A: This is an opportunity to celebrate how special their loved one is. I can see a sense of pride in the eyes of the first responder and the family members when I share that very few people have the courage, strength, commitment, intelligence and integrity to be a first responder. I once had a patient’s son in full police uniform join me in honoring his father with the salute. I don’t think anyone in the room had a dry eye.

Q: Why is your law-enforcement background important when you visit a patient who served as first responder?
A: Regardless of the size of the agency one serves in, we see things that few experience — the best and worst of humanity. There is a certain brotherhood we can relate to. Much like military veterans can relate to one another, so do first responders.

Q: How did HOV volunteer training prepare you for Honoring First Responders?
A: I always try to remember that the meeting is about them and their journey. It’s really about letting them share. Sometimes, they are not verbal or I cannot understand what they are saying, but they still try to communicate. A lot of it is just being there to recognize them and honor them for their service.

Q: How has this program impacted you personally?
A: I feel honored to be able to reach out to those who served in my profession and recognize them for the sacrifices they have made in serving their communities. It seems like the least I can do. It’s such a small thing on my part, but huge to them. They deserve it.

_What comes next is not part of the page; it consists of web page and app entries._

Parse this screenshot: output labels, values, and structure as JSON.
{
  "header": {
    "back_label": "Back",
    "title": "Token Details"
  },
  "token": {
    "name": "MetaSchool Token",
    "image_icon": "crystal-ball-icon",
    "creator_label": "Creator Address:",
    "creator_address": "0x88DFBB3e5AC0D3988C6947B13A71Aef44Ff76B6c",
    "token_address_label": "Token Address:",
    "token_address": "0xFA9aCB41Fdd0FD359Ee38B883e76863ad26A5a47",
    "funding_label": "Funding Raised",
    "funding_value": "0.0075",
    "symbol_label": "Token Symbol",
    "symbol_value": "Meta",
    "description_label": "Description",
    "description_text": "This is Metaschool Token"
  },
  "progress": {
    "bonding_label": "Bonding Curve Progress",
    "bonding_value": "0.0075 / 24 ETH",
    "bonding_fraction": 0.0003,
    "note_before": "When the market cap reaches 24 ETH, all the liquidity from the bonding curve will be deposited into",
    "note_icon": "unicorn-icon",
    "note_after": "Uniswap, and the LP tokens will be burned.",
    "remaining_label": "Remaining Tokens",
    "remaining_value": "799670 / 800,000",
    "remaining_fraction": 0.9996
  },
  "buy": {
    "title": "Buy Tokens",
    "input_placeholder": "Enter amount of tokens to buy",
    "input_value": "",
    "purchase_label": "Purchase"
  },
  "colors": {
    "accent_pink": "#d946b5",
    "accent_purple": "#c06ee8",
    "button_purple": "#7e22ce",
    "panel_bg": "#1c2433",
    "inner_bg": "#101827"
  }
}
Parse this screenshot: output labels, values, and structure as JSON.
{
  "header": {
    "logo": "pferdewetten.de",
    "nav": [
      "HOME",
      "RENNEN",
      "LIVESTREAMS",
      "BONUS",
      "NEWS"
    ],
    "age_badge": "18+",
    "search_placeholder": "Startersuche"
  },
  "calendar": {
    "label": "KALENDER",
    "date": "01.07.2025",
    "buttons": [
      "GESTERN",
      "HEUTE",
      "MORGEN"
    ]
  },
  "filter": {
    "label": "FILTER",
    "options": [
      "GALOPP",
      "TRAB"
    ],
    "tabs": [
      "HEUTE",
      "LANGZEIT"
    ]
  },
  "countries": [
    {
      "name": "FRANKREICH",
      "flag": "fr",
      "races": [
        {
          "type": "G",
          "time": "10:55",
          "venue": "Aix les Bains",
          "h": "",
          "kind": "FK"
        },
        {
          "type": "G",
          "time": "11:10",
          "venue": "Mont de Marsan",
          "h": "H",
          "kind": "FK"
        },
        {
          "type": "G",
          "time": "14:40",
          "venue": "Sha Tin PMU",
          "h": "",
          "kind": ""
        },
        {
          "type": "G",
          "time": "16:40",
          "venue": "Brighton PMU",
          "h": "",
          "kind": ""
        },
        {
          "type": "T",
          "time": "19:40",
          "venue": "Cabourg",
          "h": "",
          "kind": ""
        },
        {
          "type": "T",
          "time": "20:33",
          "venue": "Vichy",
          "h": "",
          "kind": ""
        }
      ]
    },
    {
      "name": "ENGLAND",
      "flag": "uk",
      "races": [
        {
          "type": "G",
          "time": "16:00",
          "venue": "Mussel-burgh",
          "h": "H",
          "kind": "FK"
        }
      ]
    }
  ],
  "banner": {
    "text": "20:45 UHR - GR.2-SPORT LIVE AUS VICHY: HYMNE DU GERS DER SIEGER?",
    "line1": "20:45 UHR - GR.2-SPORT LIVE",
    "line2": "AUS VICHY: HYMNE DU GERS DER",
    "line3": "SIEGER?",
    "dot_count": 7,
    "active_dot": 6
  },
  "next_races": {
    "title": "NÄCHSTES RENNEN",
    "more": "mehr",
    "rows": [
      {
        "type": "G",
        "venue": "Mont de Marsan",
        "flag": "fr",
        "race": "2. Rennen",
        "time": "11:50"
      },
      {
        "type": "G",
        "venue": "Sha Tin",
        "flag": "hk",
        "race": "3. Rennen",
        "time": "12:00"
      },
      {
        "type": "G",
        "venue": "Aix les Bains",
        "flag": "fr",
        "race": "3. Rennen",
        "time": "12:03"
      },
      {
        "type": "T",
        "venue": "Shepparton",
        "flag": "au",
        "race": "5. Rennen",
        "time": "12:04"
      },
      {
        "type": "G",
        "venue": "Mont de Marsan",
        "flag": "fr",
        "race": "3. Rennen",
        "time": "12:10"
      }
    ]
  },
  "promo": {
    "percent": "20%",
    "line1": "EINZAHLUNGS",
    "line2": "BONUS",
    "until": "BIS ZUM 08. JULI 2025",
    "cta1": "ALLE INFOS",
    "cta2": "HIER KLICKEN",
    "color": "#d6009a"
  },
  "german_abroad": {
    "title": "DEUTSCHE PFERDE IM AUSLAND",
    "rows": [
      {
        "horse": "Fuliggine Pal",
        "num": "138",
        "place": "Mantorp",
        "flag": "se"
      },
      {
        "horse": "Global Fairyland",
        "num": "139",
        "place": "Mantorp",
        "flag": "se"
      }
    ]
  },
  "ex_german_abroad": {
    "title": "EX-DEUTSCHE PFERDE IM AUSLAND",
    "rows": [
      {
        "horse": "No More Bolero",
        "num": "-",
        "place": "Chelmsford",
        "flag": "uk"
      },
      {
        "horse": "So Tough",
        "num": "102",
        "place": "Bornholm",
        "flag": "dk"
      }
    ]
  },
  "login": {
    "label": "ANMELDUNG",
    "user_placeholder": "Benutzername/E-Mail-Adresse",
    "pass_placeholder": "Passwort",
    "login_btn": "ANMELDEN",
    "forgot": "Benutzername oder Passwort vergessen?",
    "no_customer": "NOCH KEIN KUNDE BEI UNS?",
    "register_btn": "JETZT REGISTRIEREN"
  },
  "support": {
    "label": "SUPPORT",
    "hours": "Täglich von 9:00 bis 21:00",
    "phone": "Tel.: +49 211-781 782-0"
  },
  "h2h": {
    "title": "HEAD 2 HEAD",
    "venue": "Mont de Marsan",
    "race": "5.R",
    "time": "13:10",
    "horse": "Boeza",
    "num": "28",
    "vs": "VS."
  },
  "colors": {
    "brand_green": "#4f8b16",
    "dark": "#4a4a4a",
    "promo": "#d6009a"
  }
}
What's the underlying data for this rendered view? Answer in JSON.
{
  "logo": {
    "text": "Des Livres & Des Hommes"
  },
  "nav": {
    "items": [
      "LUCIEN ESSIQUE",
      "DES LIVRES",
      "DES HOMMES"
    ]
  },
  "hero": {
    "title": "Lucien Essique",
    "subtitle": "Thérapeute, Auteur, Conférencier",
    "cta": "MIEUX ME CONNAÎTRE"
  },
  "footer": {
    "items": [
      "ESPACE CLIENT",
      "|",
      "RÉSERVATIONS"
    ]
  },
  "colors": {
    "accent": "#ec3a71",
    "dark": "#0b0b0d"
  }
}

Q: What are the main needs of the program now?
A: We need more volunteers. There have been times when I have been out of town and unable to provide an Honoring First Responders service, only to find the patient has passed on by the time I get back home. I feel horrible when this happens, so we could really use a backup. And we really need fire department volunteers.

“We are truly grateful to our first responder volunteers for their time and commitment in creating awareness and support of this very special program. We couldn’t do it without them,” said Stacia Ortega, HOV’s director of volunteer services.

To learn more about Honoring First Responders and other volunteer programs at Hospice of the Valley, email volunteeropportunities@hov.org, visit hov.org/volunteer or call (602) 636-6336.

Lin Sue Cooney is community engagement director at Hospice of the Valley.